How does DNA methylation help with excision repair?
Excision repair doesn’t know which is the wrong base and which is the right base but it does know which is the old strand and the newly synthesized one based on methylation. So the default is that the old strand is the one that is right. So we replace bands on the new side when we have to with the ones that we have on the old as opposed to the ones on the new.
What catalyzes DNA methylation
separate thymine dimers using energy from visible light
Last ditch effort to bypass damage
Vertical gene transfer
Clonal process of vertical reproduction. When we go from one parent cell to two daughter cells, those two daughter cells are directly identical. No shuffling of genes. No swapping parts. One copy of everything and we are not interacting with another cell in reproduction they divide themselves in half.
Horizontal gene transfer
Bacteria can transfer genes between each other as adults. If you could go and swap genes with other people in a room that would be horizontal gene transfer.
Three Methods of Gene Transfer
1. Transduction (not covered this exam)
taking up free floating DNA from environment.
direct contact between two living cells.
Two events always occur in gene exchange
1. Donor DNA is transferred and accepted by the recipient cell
Process of integrating DNA where your new DNA and old DNA (free standing chromosome) have sequences that are really the same in terms of the series of bases and when they are the same, there is a protein the RecA Recombinase that takes these two sequences, lines them up, and swaps those sequences. Sometimes swaps them so that they are bigger. If we are able to line up some of the ends in a chromosome then we can have the chromosome with a new DNA insert and the chromosome becomes bigger. Tied up the ends and make it a part of the giant circle.
Some bacteria, not all, that have the aility to take free floating DNA from other dead cells and incorporate them into their genome.
establishes a physical bridge in between two cells through which we can transfer genetic information
F Plasmid Transfer

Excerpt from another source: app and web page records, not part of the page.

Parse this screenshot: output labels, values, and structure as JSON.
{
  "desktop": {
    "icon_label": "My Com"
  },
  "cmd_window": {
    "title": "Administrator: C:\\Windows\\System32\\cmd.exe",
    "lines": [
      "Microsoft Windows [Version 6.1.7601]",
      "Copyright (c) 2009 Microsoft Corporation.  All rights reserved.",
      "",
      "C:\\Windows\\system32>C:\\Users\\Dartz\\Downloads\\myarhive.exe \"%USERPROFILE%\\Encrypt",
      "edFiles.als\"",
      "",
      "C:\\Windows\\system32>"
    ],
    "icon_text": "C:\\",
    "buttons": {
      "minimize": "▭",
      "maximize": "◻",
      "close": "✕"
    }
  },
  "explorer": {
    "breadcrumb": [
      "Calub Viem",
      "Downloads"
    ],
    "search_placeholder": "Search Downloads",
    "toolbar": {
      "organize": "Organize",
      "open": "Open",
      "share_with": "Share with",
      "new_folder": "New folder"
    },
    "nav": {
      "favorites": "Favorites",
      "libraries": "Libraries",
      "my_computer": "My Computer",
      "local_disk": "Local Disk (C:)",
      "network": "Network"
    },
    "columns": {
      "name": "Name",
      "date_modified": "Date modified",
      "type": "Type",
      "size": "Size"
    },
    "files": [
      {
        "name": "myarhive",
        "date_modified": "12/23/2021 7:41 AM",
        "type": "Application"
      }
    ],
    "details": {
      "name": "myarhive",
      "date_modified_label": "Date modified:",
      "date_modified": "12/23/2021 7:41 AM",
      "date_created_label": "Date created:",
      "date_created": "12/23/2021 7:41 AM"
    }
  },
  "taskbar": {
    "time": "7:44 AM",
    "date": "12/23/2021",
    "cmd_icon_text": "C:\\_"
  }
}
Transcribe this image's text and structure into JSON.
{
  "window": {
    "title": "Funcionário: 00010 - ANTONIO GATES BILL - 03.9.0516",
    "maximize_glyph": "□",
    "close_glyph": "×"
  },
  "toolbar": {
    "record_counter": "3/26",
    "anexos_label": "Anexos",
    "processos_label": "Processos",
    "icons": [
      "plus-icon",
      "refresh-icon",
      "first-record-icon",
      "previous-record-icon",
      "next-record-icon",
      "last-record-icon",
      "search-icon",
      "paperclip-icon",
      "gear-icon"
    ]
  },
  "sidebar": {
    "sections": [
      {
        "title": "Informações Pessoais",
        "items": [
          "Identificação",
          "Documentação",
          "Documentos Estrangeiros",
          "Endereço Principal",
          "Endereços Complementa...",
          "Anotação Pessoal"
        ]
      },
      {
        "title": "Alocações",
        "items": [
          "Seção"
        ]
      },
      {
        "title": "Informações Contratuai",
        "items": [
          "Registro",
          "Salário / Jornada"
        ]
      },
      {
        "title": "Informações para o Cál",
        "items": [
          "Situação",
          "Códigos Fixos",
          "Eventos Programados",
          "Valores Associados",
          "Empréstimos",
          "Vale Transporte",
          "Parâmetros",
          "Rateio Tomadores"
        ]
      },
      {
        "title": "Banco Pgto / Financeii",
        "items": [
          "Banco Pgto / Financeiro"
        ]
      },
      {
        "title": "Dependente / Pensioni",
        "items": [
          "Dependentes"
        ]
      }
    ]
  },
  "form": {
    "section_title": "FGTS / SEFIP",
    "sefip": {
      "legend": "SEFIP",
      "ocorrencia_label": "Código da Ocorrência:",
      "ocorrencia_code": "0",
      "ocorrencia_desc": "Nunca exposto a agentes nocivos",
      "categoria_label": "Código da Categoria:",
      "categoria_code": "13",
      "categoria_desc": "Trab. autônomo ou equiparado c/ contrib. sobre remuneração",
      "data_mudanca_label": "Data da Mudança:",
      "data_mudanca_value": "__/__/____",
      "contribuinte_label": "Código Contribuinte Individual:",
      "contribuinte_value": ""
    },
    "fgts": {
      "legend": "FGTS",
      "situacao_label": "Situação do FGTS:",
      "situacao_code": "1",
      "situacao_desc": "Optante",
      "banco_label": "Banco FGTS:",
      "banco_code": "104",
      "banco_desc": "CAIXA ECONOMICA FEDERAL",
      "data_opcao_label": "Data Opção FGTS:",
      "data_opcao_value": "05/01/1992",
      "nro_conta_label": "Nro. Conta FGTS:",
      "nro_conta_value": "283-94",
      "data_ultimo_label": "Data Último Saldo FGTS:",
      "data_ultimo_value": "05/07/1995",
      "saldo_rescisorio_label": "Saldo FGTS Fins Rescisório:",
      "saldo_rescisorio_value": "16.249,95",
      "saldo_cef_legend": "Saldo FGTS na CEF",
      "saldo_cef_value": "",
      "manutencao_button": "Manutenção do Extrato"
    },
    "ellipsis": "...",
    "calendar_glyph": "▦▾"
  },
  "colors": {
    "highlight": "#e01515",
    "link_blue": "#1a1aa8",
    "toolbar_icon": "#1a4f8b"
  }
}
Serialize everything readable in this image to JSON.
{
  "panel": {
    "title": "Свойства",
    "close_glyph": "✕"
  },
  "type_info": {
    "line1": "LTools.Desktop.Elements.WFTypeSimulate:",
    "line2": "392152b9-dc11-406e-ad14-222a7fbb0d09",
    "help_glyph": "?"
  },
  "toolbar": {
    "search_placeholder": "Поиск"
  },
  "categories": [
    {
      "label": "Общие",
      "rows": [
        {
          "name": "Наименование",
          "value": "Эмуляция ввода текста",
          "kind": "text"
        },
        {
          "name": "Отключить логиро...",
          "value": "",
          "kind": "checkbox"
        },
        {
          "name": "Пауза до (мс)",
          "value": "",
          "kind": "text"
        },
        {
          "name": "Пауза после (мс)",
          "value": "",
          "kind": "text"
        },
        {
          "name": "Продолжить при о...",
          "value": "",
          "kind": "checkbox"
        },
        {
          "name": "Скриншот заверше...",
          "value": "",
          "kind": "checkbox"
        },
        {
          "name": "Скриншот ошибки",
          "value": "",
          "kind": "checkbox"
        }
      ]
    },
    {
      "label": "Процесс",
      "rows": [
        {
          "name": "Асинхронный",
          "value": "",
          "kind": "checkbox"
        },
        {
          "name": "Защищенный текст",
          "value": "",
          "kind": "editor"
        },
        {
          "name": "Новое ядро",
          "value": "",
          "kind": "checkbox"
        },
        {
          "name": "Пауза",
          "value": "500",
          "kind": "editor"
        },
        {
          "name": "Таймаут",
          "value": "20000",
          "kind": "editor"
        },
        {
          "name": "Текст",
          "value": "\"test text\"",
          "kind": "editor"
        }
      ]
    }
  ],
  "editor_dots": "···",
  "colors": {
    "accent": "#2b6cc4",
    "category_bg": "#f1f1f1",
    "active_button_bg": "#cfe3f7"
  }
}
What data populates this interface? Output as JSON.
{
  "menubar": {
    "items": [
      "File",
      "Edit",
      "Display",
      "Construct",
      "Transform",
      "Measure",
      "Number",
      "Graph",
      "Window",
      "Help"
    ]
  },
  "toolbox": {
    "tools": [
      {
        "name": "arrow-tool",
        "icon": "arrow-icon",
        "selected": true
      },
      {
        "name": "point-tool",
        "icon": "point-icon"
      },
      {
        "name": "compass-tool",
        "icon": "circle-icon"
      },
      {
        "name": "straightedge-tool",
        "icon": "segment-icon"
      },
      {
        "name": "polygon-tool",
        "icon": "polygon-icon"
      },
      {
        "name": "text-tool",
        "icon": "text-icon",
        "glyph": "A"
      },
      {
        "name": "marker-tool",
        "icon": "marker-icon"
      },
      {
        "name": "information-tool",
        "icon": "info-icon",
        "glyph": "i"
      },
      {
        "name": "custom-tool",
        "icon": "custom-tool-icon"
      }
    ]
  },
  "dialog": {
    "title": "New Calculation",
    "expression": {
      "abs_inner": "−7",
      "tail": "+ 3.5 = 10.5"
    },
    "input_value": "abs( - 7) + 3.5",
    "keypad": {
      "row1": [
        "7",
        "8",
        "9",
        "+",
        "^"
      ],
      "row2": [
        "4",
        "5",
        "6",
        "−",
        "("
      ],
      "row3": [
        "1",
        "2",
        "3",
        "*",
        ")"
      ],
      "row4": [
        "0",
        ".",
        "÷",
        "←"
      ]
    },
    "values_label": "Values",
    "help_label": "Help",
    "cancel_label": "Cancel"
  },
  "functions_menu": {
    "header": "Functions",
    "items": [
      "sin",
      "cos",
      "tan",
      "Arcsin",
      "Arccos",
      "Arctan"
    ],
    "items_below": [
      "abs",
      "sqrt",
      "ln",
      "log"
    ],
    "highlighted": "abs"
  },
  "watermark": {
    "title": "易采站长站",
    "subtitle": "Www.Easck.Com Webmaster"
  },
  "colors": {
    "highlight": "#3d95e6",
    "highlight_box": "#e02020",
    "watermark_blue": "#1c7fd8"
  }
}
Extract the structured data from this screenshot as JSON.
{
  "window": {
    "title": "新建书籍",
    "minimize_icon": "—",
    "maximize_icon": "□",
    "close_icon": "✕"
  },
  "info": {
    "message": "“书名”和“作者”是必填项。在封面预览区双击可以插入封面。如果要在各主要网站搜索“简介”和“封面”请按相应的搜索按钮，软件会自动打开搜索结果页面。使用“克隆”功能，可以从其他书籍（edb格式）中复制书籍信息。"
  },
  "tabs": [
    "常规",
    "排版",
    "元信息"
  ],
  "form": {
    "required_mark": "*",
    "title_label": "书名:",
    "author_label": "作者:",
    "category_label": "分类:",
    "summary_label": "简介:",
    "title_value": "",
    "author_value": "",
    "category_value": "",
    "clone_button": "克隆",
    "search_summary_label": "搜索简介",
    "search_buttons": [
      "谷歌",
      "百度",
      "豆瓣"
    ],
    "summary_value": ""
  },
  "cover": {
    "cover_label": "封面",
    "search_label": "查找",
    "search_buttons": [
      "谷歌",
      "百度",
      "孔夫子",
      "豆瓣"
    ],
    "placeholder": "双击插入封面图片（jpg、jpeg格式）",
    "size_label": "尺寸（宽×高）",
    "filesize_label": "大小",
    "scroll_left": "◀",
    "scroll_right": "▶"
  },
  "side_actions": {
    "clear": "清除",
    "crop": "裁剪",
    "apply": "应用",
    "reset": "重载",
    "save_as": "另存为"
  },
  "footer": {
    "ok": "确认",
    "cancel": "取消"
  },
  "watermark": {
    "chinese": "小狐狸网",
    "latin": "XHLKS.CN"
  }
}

We start with a cell that makes a pili and one that does not. The one that has the pili and has F plasmid as an F + cell. That is our donor cell and the recipient one is F- cell. Pili forms a physical bridge in between these two cells that penetrates the cell wall. We transfer DNA from along pili from cytoplasm of one cell into the other cytoplasm of other cell. We make copy of F plasmid and transfer copy to other end and at the end of the day when the pili breaks apart we end up with donor cell and recipient cell that now has extra genetic F plasmid info and can make a pili itself so it can go and contact another cell and transfer itself. A copying method.
Rolling Circle Replication
Cut one of the strands of DNA and unwinds DNA from double helix and as they unwind DNA polymerase fills in the gap behind it and as we unwind and pull off the single stranded length of DNA that can then be fed down the pili. Like a roll of paper towels. A new roll, that one part glued on is nicking and then we pull the strand off the roll but we use the cardboard roll as a template to make new copies.
is a small DNA molecule within a cell that is physically separated from a chromosomal DNA and can replicate independently. Most commonly found as small circular, double-stranded DNA molecules in bacteria
high frequency recombination
Briefly explain the differences between F+, F-, Hfr, and F' cells.
An F+ cell will contain a circular plasmid seperate from the chromosome. the Hfr cell has the f factor integrated into its chromosome. in F' strains the f factor exists as a seperate circular plasmid but the plasmid carries bacterial genes that were originally part of the bacterial chromosome. The F- strain does not contain the f factor and can recieve DNA from cells that contain the F factor. (F+, Hfr, and F' )